__GOAL OF THE EXERCISE__: Each entry has to be reproduced in full, exactly as given.

────────────────

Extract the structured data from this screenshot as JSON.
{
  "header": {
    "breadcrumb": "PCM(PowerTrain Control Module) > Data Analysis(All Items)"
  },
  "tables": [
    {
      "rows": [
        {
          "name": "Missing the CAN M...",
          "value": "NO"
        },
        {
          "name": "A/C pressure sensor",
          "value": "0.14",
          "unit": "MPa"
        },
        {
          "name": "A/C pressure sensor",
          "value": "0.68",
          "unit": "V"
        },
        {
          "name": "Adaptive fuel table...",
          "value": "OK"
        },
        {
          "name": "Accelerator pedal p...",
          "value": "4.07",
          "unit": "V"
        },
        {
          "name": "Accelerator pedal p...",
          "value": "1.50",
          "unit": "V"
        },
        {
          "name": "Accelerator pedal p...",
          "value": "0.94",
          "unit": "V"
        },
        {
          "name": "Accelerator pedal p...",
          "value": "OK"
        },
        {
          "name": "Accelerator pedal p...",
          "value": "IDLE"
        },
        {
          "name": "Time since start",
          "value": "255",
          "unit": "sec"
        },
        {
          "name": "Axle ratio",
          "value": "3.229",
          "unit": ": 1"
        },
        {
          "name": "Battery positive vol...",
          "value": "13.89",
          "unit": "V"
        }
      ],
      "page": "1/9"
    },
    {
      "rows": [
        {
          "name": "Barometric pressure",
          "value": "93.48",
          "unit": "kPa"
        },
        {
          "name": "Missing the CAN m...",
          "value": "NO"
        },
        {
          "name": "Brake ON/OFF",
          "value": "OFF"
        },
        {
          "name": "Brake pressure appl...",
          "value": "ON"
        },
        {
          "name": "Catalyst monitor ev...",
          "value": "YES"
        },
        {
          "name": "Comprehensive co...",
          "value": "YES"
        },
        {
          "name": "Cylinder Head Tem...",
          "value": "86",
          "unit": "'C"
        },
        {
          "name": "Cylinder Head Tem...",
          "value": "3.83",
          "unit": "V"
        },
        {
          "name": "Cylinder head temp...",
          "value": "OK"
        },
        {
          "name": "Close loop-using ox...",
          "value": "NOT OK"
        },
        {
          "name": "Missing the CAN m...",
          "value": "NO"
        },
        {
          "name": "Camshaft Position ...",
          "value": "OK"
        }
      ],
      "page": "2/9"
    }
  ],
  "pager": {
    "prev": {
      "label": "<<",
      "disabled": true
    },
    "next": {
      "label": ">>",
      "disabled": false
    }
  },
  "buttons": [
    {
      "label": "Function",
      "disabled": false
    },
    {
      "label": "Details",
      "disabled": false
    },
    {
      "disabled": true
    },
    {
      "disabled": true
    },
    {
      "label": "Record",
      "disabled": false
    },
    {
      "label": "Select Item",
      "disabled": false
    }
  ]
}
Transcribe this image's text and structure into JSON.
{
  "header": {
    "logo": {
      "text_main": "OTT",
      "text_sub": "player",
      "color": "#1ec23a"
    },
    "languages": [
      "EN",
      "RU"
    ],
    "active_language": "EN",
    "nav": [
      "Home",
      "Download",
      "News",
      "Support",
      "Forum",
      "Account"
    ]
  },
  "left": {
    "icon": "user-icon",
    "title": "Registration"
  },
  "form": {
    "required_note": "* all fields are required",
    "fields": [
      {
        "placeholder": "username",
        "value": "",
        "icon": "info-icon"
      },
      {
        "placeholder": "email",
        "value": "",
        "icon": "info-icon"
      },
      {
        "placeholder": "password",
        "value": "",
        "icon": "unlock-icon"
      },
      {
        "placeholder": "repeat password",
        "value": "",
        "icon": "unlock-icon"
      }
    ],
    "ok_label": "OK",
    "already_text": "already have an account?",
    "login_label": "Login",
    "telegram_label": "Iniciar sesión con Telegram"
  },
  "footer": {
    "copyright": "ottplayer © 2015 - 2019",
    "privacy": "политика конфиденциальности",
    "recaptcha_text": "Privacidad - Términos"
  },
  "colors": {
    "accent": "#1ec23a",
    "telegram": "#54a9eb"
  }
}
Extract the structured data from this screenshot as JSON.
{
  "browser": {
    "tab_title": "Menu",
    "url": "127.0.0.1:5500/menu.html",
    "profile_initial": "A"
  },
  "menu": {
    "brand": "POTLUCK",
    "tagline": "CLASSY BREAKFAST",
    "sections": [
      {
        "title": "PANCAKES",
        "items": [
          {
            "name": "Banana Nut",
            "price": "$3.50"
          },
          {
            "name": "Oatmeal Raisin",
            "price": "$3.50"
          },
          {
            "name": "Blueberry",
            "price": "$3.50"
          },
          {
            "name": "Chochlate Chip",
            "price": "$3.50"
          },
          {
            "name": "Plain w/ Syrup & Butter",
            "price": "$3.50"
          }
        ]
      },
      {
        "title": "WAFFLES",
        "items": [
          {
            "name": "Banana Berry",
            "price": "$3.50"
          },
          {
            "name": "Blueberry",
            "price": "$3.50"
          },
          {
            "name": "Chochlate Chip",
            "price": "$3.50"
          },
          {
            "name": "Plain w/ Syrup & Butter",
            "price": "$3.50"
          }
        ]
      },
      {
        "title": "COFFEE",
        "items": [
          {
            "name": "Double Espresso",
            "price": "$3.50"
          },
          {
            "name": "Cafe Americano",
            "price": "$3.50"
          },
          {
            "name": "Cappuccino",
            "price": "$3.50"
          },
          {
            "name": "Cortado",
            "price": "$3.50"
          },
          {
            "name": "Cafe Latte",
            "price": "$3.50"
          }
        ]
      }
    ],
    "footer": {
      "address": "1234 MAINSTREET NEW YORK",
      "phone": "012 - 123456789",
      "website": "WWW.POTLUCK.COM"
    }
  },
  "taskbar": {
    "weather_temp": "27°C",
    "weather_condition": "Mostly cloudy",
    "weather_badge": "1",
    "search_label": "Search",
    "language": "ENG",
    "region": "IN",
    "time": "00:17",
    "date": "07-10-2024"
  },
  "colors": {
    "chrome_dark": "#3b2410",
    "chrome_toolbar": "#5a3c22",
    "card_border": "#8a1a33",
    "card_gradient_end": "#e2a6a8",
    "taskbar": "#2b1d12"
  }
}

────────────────

__TASK SOLUTION__:
Extract the structured data from this screenshot as JSON.
{
  "header": {
    "breadcrumb": "PCM(PowerTrain Control Module) > Data Analysis(All Items)"
  },
  "tables": [
    {
      "rows": [
        {
          "name": "Missing the CAN M...",
          "value": "NO"
        },
        {
          "name": "A/C pressure sensor",
          "value": "0.14",
          "unit": "MPa"
        },
        {
          "name": "A/C pressure sensor",
          "value": "0.68",
          "unit": "V"
        },
        {
          "name": "Adaptive fuel table...",
          "value": "OK"
        },
        {
          "name": "Accelerator pedal p...",
          "value": "4.07",
          "unit": "V"
        },
        {
          "name": "Accelerator pedal p...",
          "value": "1.50",
          "unit": "V"
        },
        {
          "name": "Accelerator pedal p...",
          "value": "0.94",
          "unit": "V"
        },
        {
          "name": "Accelerator pedal p...",
          "value": "OK"
        },
        {
          "name": "Accelerator pedal p...",
          "value": "IDLE"
        },
        {
          "name": "Time since start",
          "value": "255",
          "unit": "sec"
        },
        {
          "name": "Axle ratio",
          "value": "3.229",
          "unit": ": 1"
        },
        {
          "name": "Battery positive vol...",
          "value": "13.89",
          "unit": "V"
        }
      ],
      "page": "1/9"
    },
    {
      "rows": [
        {
          "name": "Barometric pressure",
          "value": "93.48",
          "unit": "kPa"
        },
        {
          "name": "Missing the CAN m...",
          "value": "NO"
        },
        {
          "name": "Brake ON/OFF",
          "value": "OFF"
        },
        {
          "name": "Brake pressure appl...",
          "value": "ON"
        },
        {
          "name": "Catalyst monitor ev...",
          "value": "YES"
        },
        {
          "name": "Comprehensive co...",
          "value": "YES"
        },
        {
          "name": "Cylinder Head Tem...",
          "value": "86",
          "unit": "'C"
        },
        {
          "name": "Cylinder Head Tem...",
          "value": "3.83",
          "unit": "V"
        },
        {
          "name": "Cylinder head temp...",
          "value": "OK"
        },
        {
          "name": "Close loop-using ox...",
          "value": "NOT OK"
        },
        {
          "name": "Missing the CAN m...",
          "value": "NO"
        },
        {
          "name": "Camshaft Position ...",
          "value": "OK"
        }
      ],
      "page": "2/9"
    }
  ],
  "pager": {
    "prev": {
      "label": "<<",
      "disabled": true
    },
    "next": {
      "label": ">>",
      "disabled": false
    }
  },
  "buttons": [
    {
      "label": "Function",
      "disabled": false
    },
    {
      "label": "Details",
      "disabled": false
    },
    {
      "disabled": true
    },
    {
      "disabled": true
    },
    {
      "label": "Record",
      "disabled": false
    },
    {
      "label": "Select Item",
      "disabled": false
    }
  ]
}
Transcribe this image's text and structure into JSON.
{
  "header": {
    "logo": {
      "text_main": "OTT",
      "text_sub": "player",
      "color": "#1ec23a"
    },
    "languages": [
      "EN",
      "RU"
    ],
    "active_language": "EN",
    "nav": [
      "Home",
      "Download",
      "News",
      "Support",
      "Forum",
      "Account"
    ]
  },
  "left": {
    "icon": "user-icon",
    "title": "Registration"
  },
  "form": {
    "required_note": "* all fields are required",
    "fields": [
      {
        "placeholder": "username",
        "value": "",
        "icon": "info-icon"
      },
      {
        "placeholder": "email",
        "value": "",
        "icon": "info-icon"
      },
      {
        "placeholder": "password",
        "value": "",
        "icon": "unlock-icon"
      },
      {
        "placeholder": "repeat password",
        "value": "",
        "icon": "unlock-icon"
      }
    ],
    "ok_label": "OK",
    "already_text": "already have an account?",
    "login_label": "Login",
    "telegram_label": "Iniciar sesión con Telegram"
  },
  "footer": {
    "copyright": "ottplayer © 2015 - 2019",
    "privacy": "политика конфиденциальности",
    "recaptcha_text": "Privacidad - Términos"
  },
  "colors": {
    "accent": "#1ec23a",
    "telegram": "#54a9eb"
  }
}
Extract the structured data from this screenshot as JSON.
{
  "browser": {
    "tab_title": "Menu",
    "url": "127.0.0.1:5500/menu.html",
    "profile_initial": "A"
  },
  "menu": {
    "brand": "POTLUCK",
    "tagline": "CLASSY BREAKFAST",
    "sections": [
      {
        "title": "PANCAKES",
        "items": [
          {
            "name": "Banana Nut",
            "price": "$3.50"
          },
          {
            "name": "Oatmeal Raisin",
            "price": "$3.50"
          },
          {
            "name": "Blueberry",
            "price": "$3.50"
          },
          {
            "name": "Chochlate Chip",
            "price": "$3.50"
          },
          {
            "name": "Plain w/ Syrup & Butter",
            "price": "$3.50"
          }
        ]
      },
      {
        "title": "WAFFLES",
        "items": [
          {
            "name": "Banana Berry",
            "price": "$3.50"
          },
          {
            "name": "Blueberry",
            "price": "$3.50"
          },
          {
            "name": "Chochlate Chip",
            "price": "$3.50"
          },
          {
            "name": "Plain w/ Syrup & Butter",
            "price": "$3.50"
          }
        ]
      },
      {
        "title": "COFFEE",
        "items": [
          {
            "name": "Double Espresso",
            "price": "$3.50"
          },
          {
            "name": "Cafe Americano",
            "price": "$3.50"
          },
          {
            "name": "Cappuccino",
            "price": "$3.50"
          },
          {
            "name": "Cortado",
            "price": "$3.50"
          },
          {
            "name": "Cafe Latte",
            "price": "$3.50"
          }
        ]
      }
    ],
    "footer": {
      "address": "1234 MAINSTREET NEW YORK",
      "phone": "012 - 123456789",
      "website": "WWW.POTLUCK.COM"
    }
  },
  "taskbar": {
    "weather_temp": "27°C",
    "weather_condition": "Mostly cloudy",
    "weather_badge": "1",
    "search_label": "Search",
    "language": "ENG",
    "region": "IN",
    "time": "00:17",
    "date": "07-10-2024"
  },
  "colors": {
    "chrome_dark": "#3b2410",
    "chrome_toolbar": "#5a3c22",
    "card_border": "#8a1a33",
    "card_gradient_end": "#e2a6a8",
    "taskbar": "#2b1d12"
  }
}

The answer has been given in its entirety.